Just a suggestion, I get that Willem is the equivalent of William in English, but I feel like you should have to leave it as Willem in the translation since it's a name and not a word. (eg. Just because someone introduces themselves in Spanish as "Alejandro", I'm not going to refer to them as "Alexander" when I speak in English). But it IS cool too see Dutch names thrown in there!

4 years ago

https://www.duolingo.com/ajpthree
ajpthree
  • 16
  • 16
  • 16
  • 16
  • 16
  • 14
  • 13
  • 13
  • 12
  • 10
  • 10
  • 7
  • 6
  • 6
  • 5
  • 5
  • 5
  • 5
  • 5
  • 3
  • 3
  • 3
  • 3
  • 2
  • 2
  • 2

neat!! thanks!

have a lingot :D

4 years ago

https://www.duolingo.com/tu.8zPhLD72zzoZN
tu.8zPhLD72zzoZN
  • 25
  • 25
  • 22
  • 18
  • 16
  • 16
  • 13
  • 13
  • 12
  • 11
  • 11
  • 10
  • 10
  • 10
  • 9
  • 8
  • 8
  • 8
  • 7
  • 7
  • 7
  • 6
  • 5
  • 3
  • 3
  • 3
  • 3

It all depends on the algorithm. I had "Roos" first and then "Willem", and now I see I have "Saskia" to look forward to. For "Roos", both the Dutch name and English version of the name were accepted in the English translation per other users.

4 years ago

https://www.duolingo.com/StrapsOption
StrapsOption
  • 23
  • 18
  • 14
  • 14
  • 11
  • 11
  • 9
  • 8
  • 8
  • 7
  • 7
  • 6
  • 4
  • 4
  • 3
  • 2
  • 2
  • 2

Yes, same here about the Dutch and English names. And I know what you mean, people get the questions in different orders.

4 years ago

https://www.duolingo.com/Justin558363
Justin558363
  • 25
  • 22
  • 17
  • 14
  • 13
  • 13
  • 12
  • 9
  • 9
  • 6
  • 6
  • 6
  • 3
  • 3

Is this construction the most common way to talk about people's names?
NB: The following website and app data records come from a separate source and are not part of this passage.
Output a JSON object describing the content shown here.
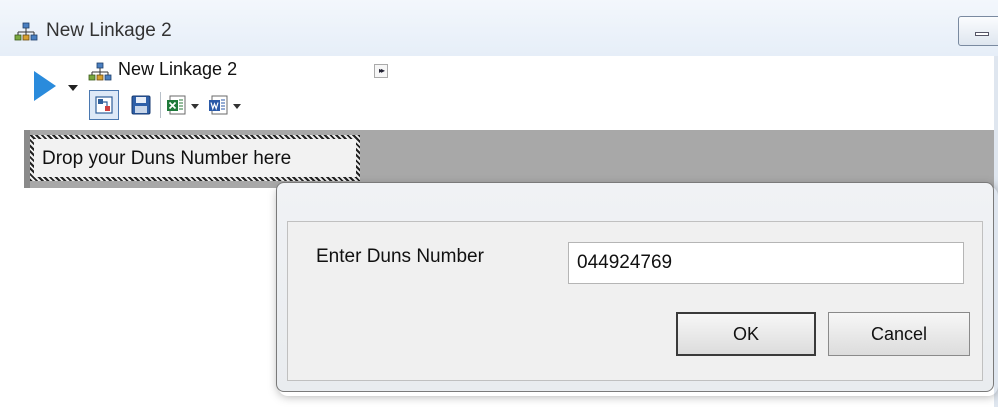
{
  "window": {
    "title": "New Linkage 2",
    "icon": "linkage-network-icon"
  },
  "toolbar": {
    "linkage_name": "New Linkage 2",
    "expand_glyph": "▸▸",
    "icons": [
      "play-icon",
      "connect-icon",
      "save-icon",
      "excel-export-icon",
      "word-export-icon"
    ]
  },
  "canvas": {
    "drop_zone_label": "Drop your Duns Number here"
  },
  "dialog": {
    "label": "Enter Duns Number",
    "input_value": "044924769",
    "ok_label": "OK",
    "cancel_label": "Cancel"
  },
  "colors": {
    "play": "#2a8bdc",
    "canvas_band": "#a8a8a8"
  }
}
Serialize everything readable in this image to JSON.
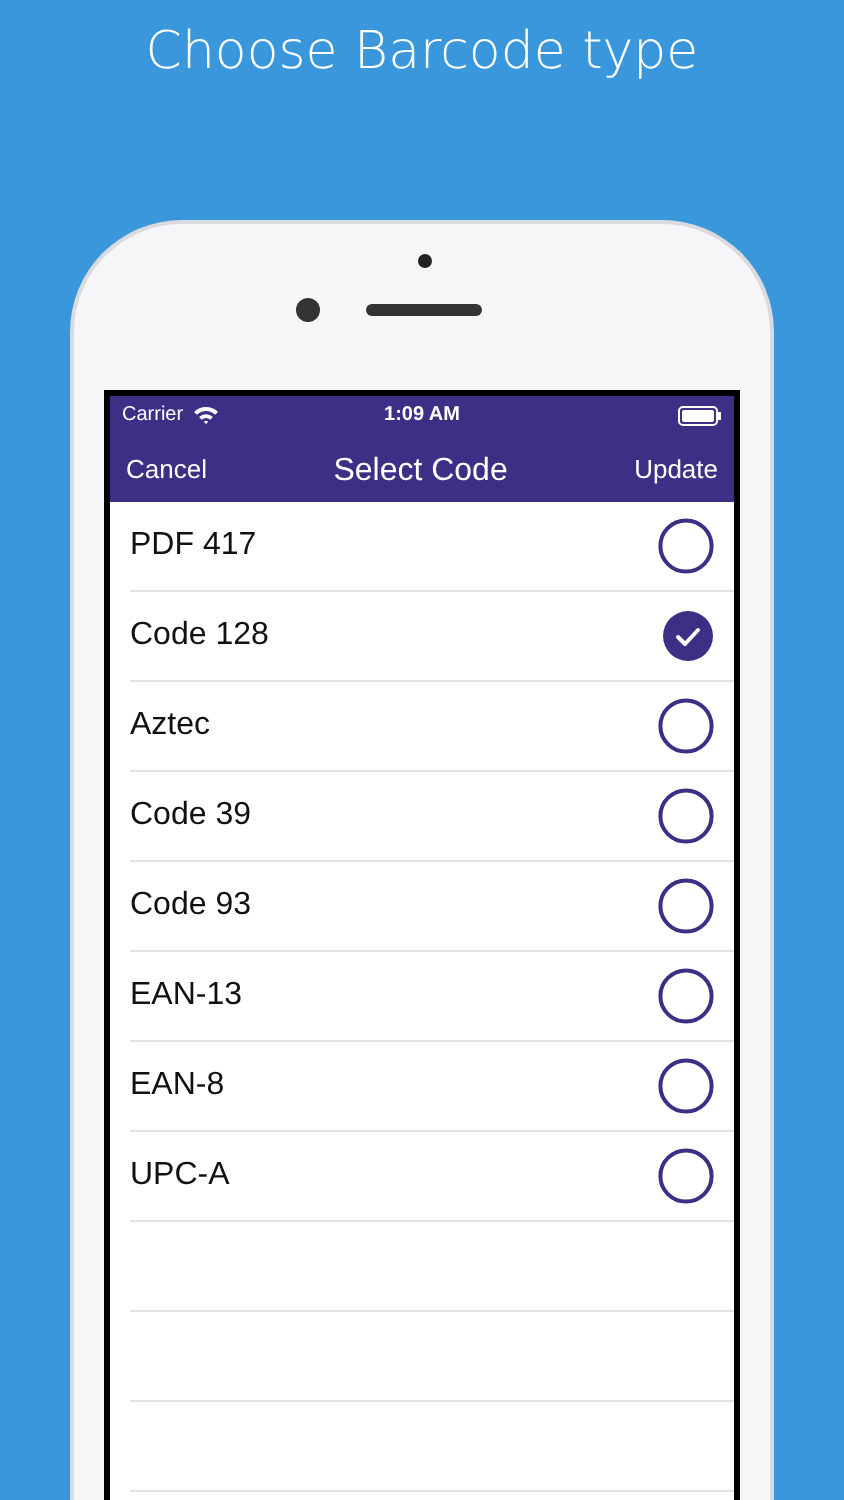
{
  "headline": "Choose Barcode type",
  "status_bar": {
    "carrier": "Carrier",
    "time": "1:09 AM"
  },
  "nav_bar": {
    "left": "Cancel",
    "title": "Select Code",
    "right": "Update"
  },
  "options": [
    {
      "label": "PDF 417",
      "selected": false
    },
    {
      "label": "Code 128",
      "selected": true
    },
    {
      "label": "Aztec",
      "selected": false
    },
    {
      "label": "Code 39",
      "selected": false
    },
    {
      "label": "Code 93",
      "selected": false
    },
    {
      "label": "EAN-13",
      "selected": false
    },
    {
      "label": "EAN-8",
      "selected": false
    },
    {
      "label": "UPC-A",
      "selected": false
    }
  ]
}
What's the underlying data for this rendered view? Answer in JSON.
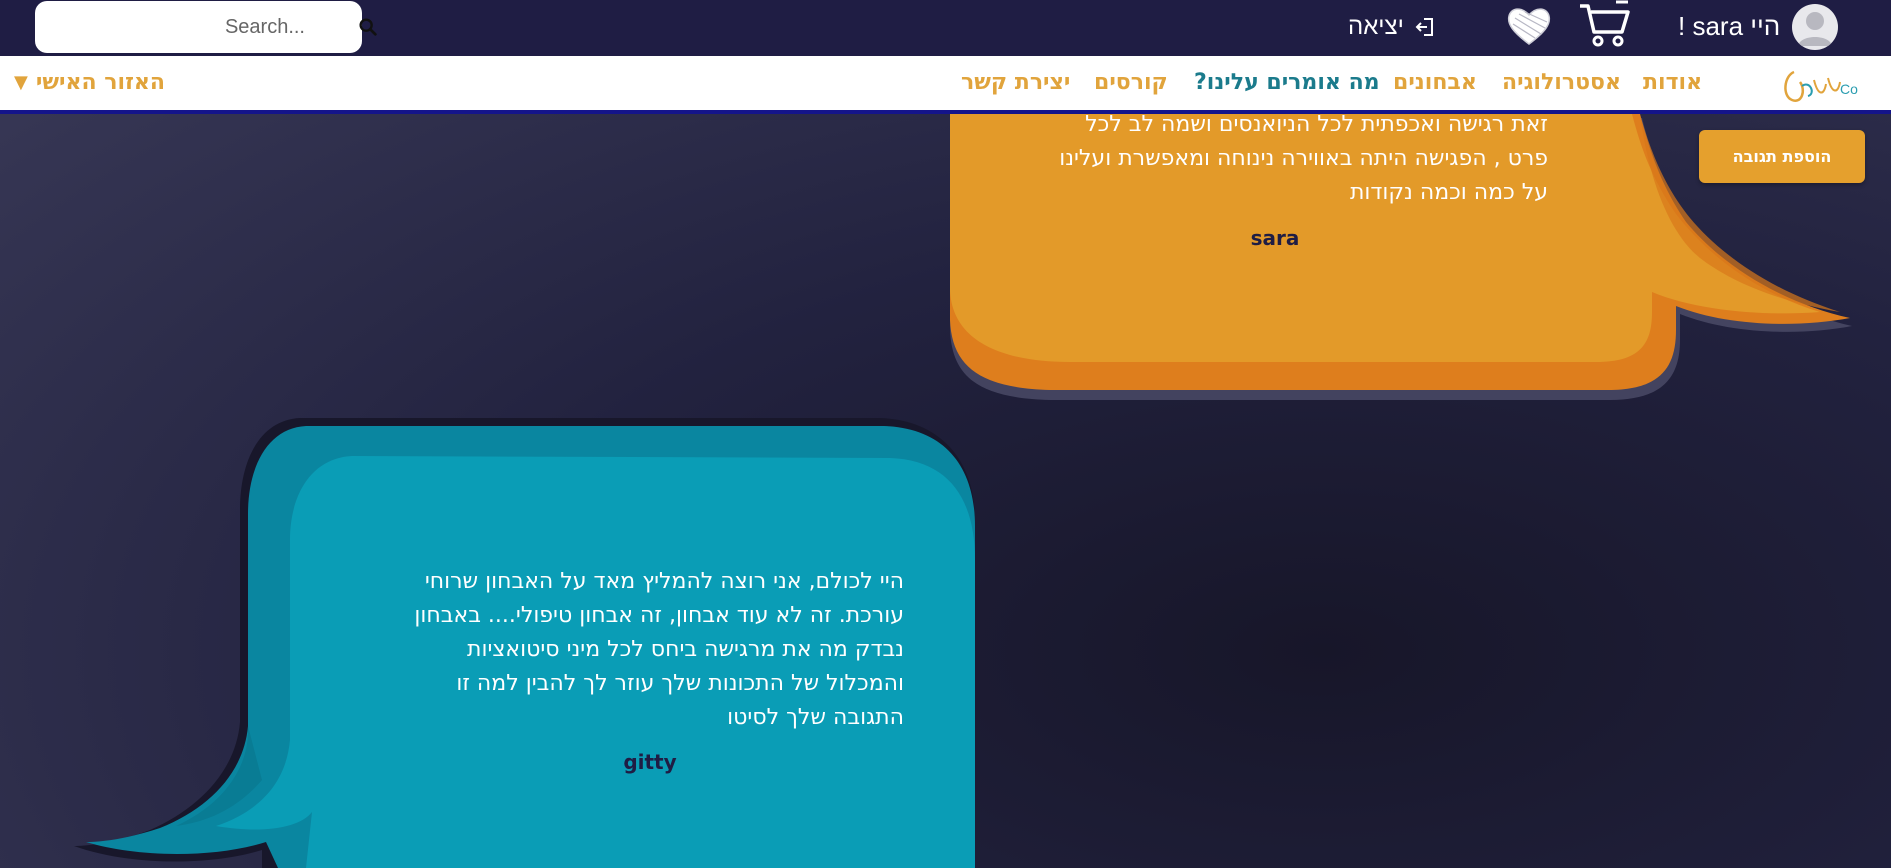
{
  "topbar": {
    "search_placeholder": "Search...",
    "logout_label": "יציאה",
    "greeting": "היי sara !"
  },
  "nav": {
    "items": [
      "אודות",
      "אסטרולוגיה",
      "אבחונים",
      "מה אומרים עלינו?",
      "קורסים",
      "יצירת קשר"
    ],
    "active_index": 3,
    "personal_area": "האזור האישי",
    "logo_text": "Coאירפוות"
  },
  "add_button_label": "הוספת תגובה",
  "testimonials": [
    {
      "lines": [
        "זאת רגישה ואכפתית לכל הניואנסים ושמה לב לכל",
        "פרט , הפגישה היתה באווירה נינוחה ומאפשרת ועלינו",
        "על כמה וכמה נקודות"
      ],
      "author": "sara",
      "color": "#e39a29"
    },
    {
      "lines": [
        "היי לכולם, אני רוצה להמליץ מאד על האבחון שרוחי",
        "עורכת. זה לא עוד אבחון, זה אבחון טיפולי.... באבחון",
        "נבדק מה את מרגישה ביחס לכל מיני סיטואציות",
        "והמכלול של התכונות שלך עוזר לך להבין למה זו",
        "התגובה שלך לסיטו"
      ],
      "author": "gitty",
      "color": "#0a9db6"
    }
  ],
  "colors": {
    "topbar_bg": "#1f1d44",
    "nav_accent": "#e1a43c",
    "nav_active": "#1b7b8c",
    "orange_bubble": "#e39a29",
    "teal_bubble": "#0a9db6"
  },
  "icons": [
    "search-icon",
    "logout-icon",
    "heart-icon",
    "cart-icon",
    "avatar-icon"
  ]
}
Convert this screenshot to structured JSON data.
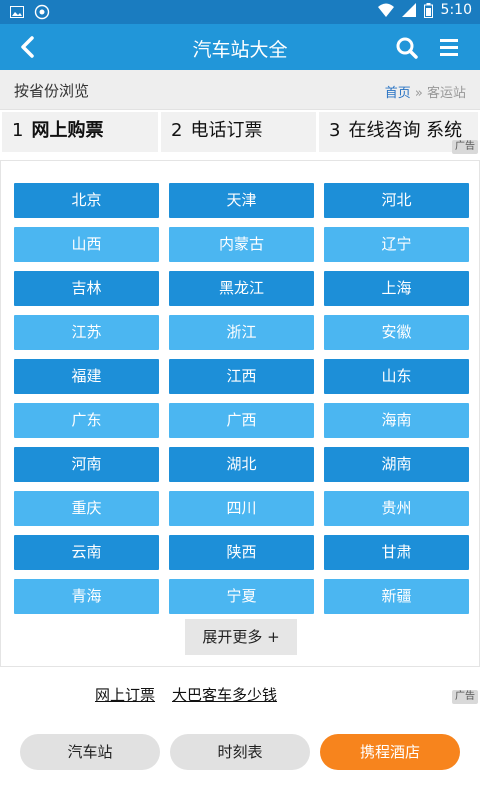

Because I know in German, it's more common to say "Er heißt Wilhelm." (He is called William.) Spanish is the same ("Él se llama Guillermo.")

4 years ago

https://www.duolingo.com/Lenkvist
Lenkvist
  • 24
  • 22
  • 17
  • 14
  • 13
  • 12
  • 12
  • 11
  • 11
  • 7
  • 7

That would be "Hij heet Willem".

4 years ago

https://www.duolingo.com/tu.8zPhLD72zzoZN
tu.8zPhLD72zzoZN
  • 25
  • 25
  • 22
  • 18
  • 16
  • 16
  • 13
  • 13
  • 12
  • 11
  • 11
  • 10
  • 10
  • 10
  • 9
  • 8
  • 8
  • 8
  • 7
  • 7
  • 7
  • 6
  • 5
  • 3
  • 3
  • 3
  • 3

Which is more common to use in Dutch? That does surprise me that "He is called William" would be translated as "Hij heet Willem" which looks a lot like "Hij heeft Willem." which didn't make sense to me. Thank you for clearing that up below.

4 years ago

https://www.duolingo.com/Lenkvist
Lenkvist
  • 24
  • 22
  • 17
  • 14
  • 13
  • 12
  • 12
  • 11
  • 11
  • 7
  • 7

No it isn't.

  • Hebben/hij heeft - to have/he has
  • Heten/hij heet - to be called/he's called
4 years ago